Ibid., book 3, title 86, §14, 18; title 87, §1; book 4, title 6.

24 

Zuijderduijn, “Other Fundamental Problems.”

25 

For the Portuguese grandees’ sources of income, see Monteiro, O crepúsculo, 262–263.

26 

Ordenações Filipinas, book 3, title 93.

27 

Gestão Financeira, Administração da Casa, Instrução precisa para o governo e administração da fazenda da Santa Casa da Misericórdia (1757) (SCML/GF/AC/01/Lv002), fl. 64v; Gestão Financeira, Empréstimos a juros e outras dívidas, Contas correntes dos devedores da Casa (1756–1832) (SCML/GF/EJ/03/Lv001), fl. 94, ahscmlsb.

28 

Cartório, Certidões, maço 1, processo 21; Cartório, Execuções, maço 2, processo 3, ahscmlsb.

29 

Gestão Financeira, Receita, Juros particulares (1745–1797) (SCML/GF/RC/04/02/Lv001), fls. 16, 208, ahscmlsb.

30 

In the eighteenth century, the king often appointed a private judge for these aristocratic households. As Monteiro pointed out, one-third of the revenues of the high nobility were allocated to paying massive debts (Monteiro, O crepúsculo, 407–418).

31 

Cartório, Registo de escrituras (1766–1772) (SCML/CT/09/01/Lv001), fls. 87v–89v; Gestão Financeira, Receita, Juros particulares (1745–1797) (SCML/GF/RC/04/02/Lv001), fls. 17, 121, 162, 170–171, 247, ahscmlsb. In September 1771, the king authorized the Misericórdia to “make adjustments, reductions, transactions and agreements with its debtors.” See “Provisão régia dispensando a Misericórdia de Lisboa do cumprimento do capítulo treze do seu Compromisso, autorizando-a a fazer ajustes, reduções, transacções e convenções com os seus devedores,” in Lopes and Paiva (eds.), Portugaliae Monumenta Misericordiarium. VII. Sob o signo da mudança: de D. José I a 1834 (Lisbon, 2008), 184–185.

32 

Avner Greif, “Contract Enforceability and Economic Institutions in Early Trade: The Maghribi Traders’ Coalition,” American Economic Review, LXXXIII (1993), 525–548. Órgãos da Administração, Junta Pequena, Actas da Junta Pequena (1756–1801) (SCML/AO/JP/01/Lv001), fl. 85v–87, ahscmlsb.

33 
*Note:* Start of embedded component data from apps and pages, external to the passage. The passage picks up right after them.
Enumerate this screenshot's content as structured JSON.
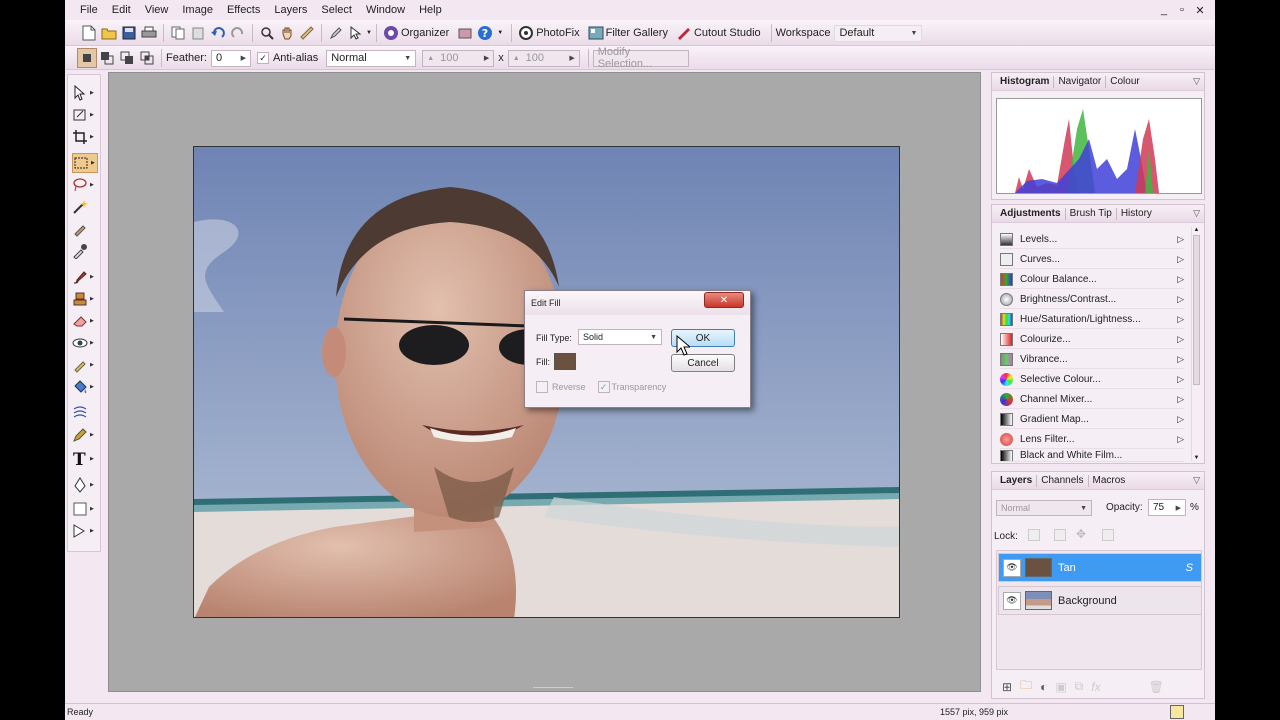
{
  "menubar": {
    "items": [
      "File",
      "Edit",
      "View",
      "Image",
      "Effects",
      "Layers",
      "Select",
      "Window",
      "Help"
    ],
    "window_controls": [
      "_",
      "▫",
      "✕"
    ]
  },
  "toolbar1": {
    "organizer_label": "Organizer",
    "photofix_label": "PhotoFix",
    "filter_gallery_label": "Filter Gallery",
    "cutout_studio_label": "Cutout Studio",
    "workspace_label": "Workspace",
    "workspace_value": "Default"
  },
  "toolbar2": {
    "feather_label": "Feather:",
    "feather_value": "0",
    "antialias_label": "Anti-alias",
    "mode_value": "Normal",
    "width_value": "100",
    "x_label": "x",
    "height_value": "100",
    "modify_selection_label": "Modify Selection..."
  },
  "tools": [
    "move-tool",
    "transform-tool",
    "crop-tool",
    "rect-select-tool",
    "lasso-tool",
    "wand-tool",
    "brush-select-tool",
    "eyedropper-tool",
    "paintbrush-tool",
    "clone-tool",
    "eraser-tool",
    "redeye-tool",
    "smudge-tool",
    "fill-tool",
    "warp-tool",
    "pen-tool",
    "text-tool",
    "path-tool",
    "shape-tool",
    "select-shape-tool"
  ],
  "dialog": {
    "title": "Edit Fill",
    "fill_type_label": "Fill Type:",
    "fill_type_value": "Solid",
    "fill_label": "Fill:",
    "fill_color": "#6b5240",
    "ok_label": "OK",
    "cancel_label": "Cancel",
    "reverse_label": "Reverse",
    "transparency_label": "Transparency"
  },
  "histogram_panel": {
    "tabs": [
      "Histogram",
      "Navigator",
      "Colour"
    ]
  },
  "adjustments_panel": {
    "tabs": [
      "Adjustments",
      "Brush Tip",
      "History"
    ],
    "items": [
      {
        "label": "Levels...",
        "icon": "levels-icon",
        "color": "#333"
      },
      {
        "label": "Curves...",
        "icon": "curves-icon",
        "color": "#888"
      },
      {
        "label": "Colour Balance...",
        "icon": "colour-balance-icon",
        "color": "#c44"
      },
      {
        "label": "Brightness/Contrast...",
        "icon": "brightness-icon",
        "color": "#999"
      },
      {
        "label": "Hue/Saturation/Lightness...",
        "icon": "hue-icon",
        "color": "#4a4"
      },
      {
        "label": "Colourize...",
        "icon": "colourize-icon",
        "color": "#d33"
      },
      {
        "label": "Vibrance...",
        "icon": "vibrance-icon",
        "color": "#6a6"
      },
      {
        "label": "Selective Colour...",
        "icon": "selective-colour-icon",
        "color": "#e63"
      },
      {
        "label": "Channel Mixer...",
        "icon": "channel-mixer-icon",
        "color": "#3a3"
      },
      {
        "label": "Gradient Map...",
        "icon": "gradient-map-icon",
        "color": "#555"
      },
      {
        "label": "Lens Filter...",
        "icon": "lens-filter-icon",
        "color": "#d55"
      },
      {
        "label": "Black and White Film...",
        "icon": "bw-film-icon",
        "color": "#444"
      }
    ]
  },
  "layers_panel": {
    "tabs": [
      "Layers",
      "Channels",
      "Macros"
    ],
    "blend_mode": "Normal",
    "opacity_label": "Opacity:",
    "opacity_value": "75",
    "percent": "%",
    "lock_label": "Lock:",
    "layers": [
      {
        "name": "Tan",
        "badge": "S",
        "selected": true,
        "thumb_color": "#6b5240"
      },
      {
        "name": "Background",
        "badge": "",
        "selected": false,
        "thumb_color": "#8b7a74"
      }
    ]
  },
  "statusbar": {
    "status": "Ready",
    "dimensions": "1557 pix, 959 pix"
  },
  "colors": {
    "app_bg": "#f3e8f1",
    "canvas_bg": "#a9a9a9",
    "selection_blue": "#3f9bf1",
    "close_red": "#d9403b"
  }
}
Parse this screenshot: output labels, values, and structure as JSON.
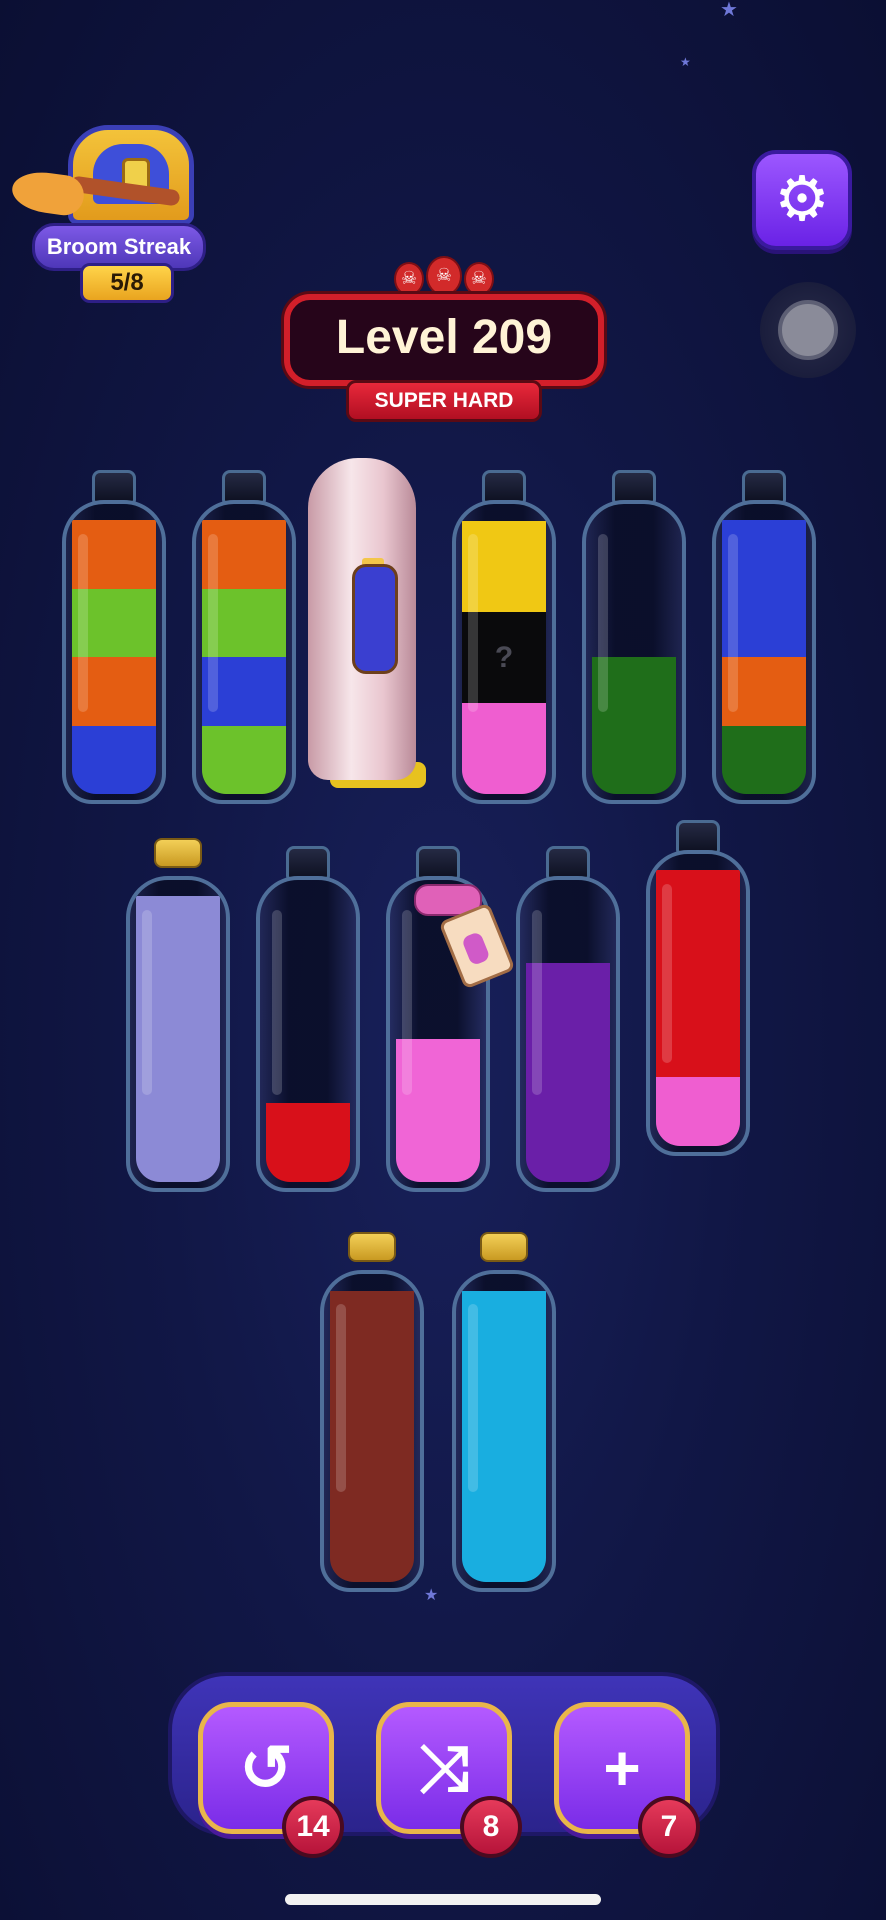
{
  "streak": {
    "title": "Broom Streak",
    "progress": "5/8"
  },
  "settings": {
    "icon": "gear-icon"
  },
  "level": {
    "title": "Level 209",
    "difficulty": "SUPER HARD",
    "skulls": [
      "☠",
      "☠",
      "☠"
    ]
  },
  "bottles": {
    "row1": [
      {
        "layers": [
          "#2b3fd6",
          "#e45d12",
          "#6cc22b",
          "#e45d12"
        ],
        "fill": 0.94,
        "cap": "neck"
      },
      {
        "layers": [
          "#6cc22b",
          "#2b3fd6",
          "#6cc22b",
          "#e45d12"
        ],
        "fill": 0.94,
        "cap": "neck"
      },
      {
        "covered": true
      },
      {
        "layers": [
          "#ef5ed0",
          "mystery",
          "#f0c814"
        ],
        "fill": 0.94,
        "cap": "neck",
        "mystery_label": "?"
      },
      {
        "layers": [
          "#1f6e1a"
        ],
        "fill": 0.47,
        "cap": "neck"
      },
      {
        "layers": [
          "#1f6e1a",
          "#e45d12",
          "#2b3fd6",
          "#2b3fd6"
        ],
        "fill": 0.94,
        "cap": "neck"
      }
    ],
    "row2": [
      {
        "layers": [
          "#8c8ad6"
        ],
        "fill": 0.94,
        "cap": "cork"
      },
      {
        "layers": [
          "#d8101a"
        ],
        "fill": 0.26,
        "cap": "neck"
      },
      {
        "layers": [
          "#f065d6"
        ],
        "fill": 0.47,
        "cap": "neck",
        "locked": true
      },
      {
        "layers": [
          "#6a1fa8"
        ],
        "fill": 0.72,
        "cap": "neck"
      },
      {
        "layers": [
          "#ef5ed0",
          "#d8101a",
          "#d8101a",
          "#d8101a"
        ],
        "fill": 0.94,
        "cap": "neck"
      }
    ],
    "row3": [
      {
        "layers": [
          "#7e2a22"
        ],
        "fill": 0.94,
        "cap": "cork"
      },
      {
        "layers": [
          "#19aee0"
        ],
        "fill": 0.94,
        "cap": "cork"
      }
    ]
  },
  "powerups": [
    {
      "name": "undo",
      "icon": "undo-icon",
      "glyph": "↺",
      "count": "14"
    },
    {
      "name": "shuffle",
      "icon": "shuffle-icon",
      "glyph": "⤨",
      "count": "8"
    },
    {
      "name": "add-bottle",
      "icon": "add-bottle-icon",
      "glyph": "+",
      "count": "7"
    }
  ]
}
“Alvará régio prescrevendo as normas a observar pela Misericórdia de Lisboa, quando esta emprestar dinheiro a juro,” in Lopes and Paiva (eds.), Sob o signo da mudança, 75–77; “Alvará régio concedendo aos testadores sem parentes até ao 4° grau o poder de dispor de todos os seus bens a favor da Misericórdia de Lisboa, após consulta régia, e proibindo a mesma Misericórdia de emprestar a particulares dinheiro a juro,” ibid., 77–79. For the effects of the royal regulation on the Misericórdia’s credit activity, see Rodrigues, “Os padrões de juro da Misericórdia de Lisboa, 1767–1797,” Ler História, LXXIV (2019), 137–160.

Author notes

The author is grateful for the comments by Leonor Freire Costa and Isabel dos Guimarães Sá on an earlier version of this article and the feedbacks received at the Economic History Society Annual Conference (Cambridge, April 2016) and the Lisbon Economic History Seminars (ics, Lisbon, February 2017). The article also benefited from the valuable comments and suggestions given by the anonymous referees and the editors of The Journal of Interdisciplinary History. This work was funded by the Portuguese Foundation for Science and Technology (SFRH/BPD/95195/2013) and the Social and Economic History Research Unit (GHES/CSG-ISEG, Universidade de Lisboa).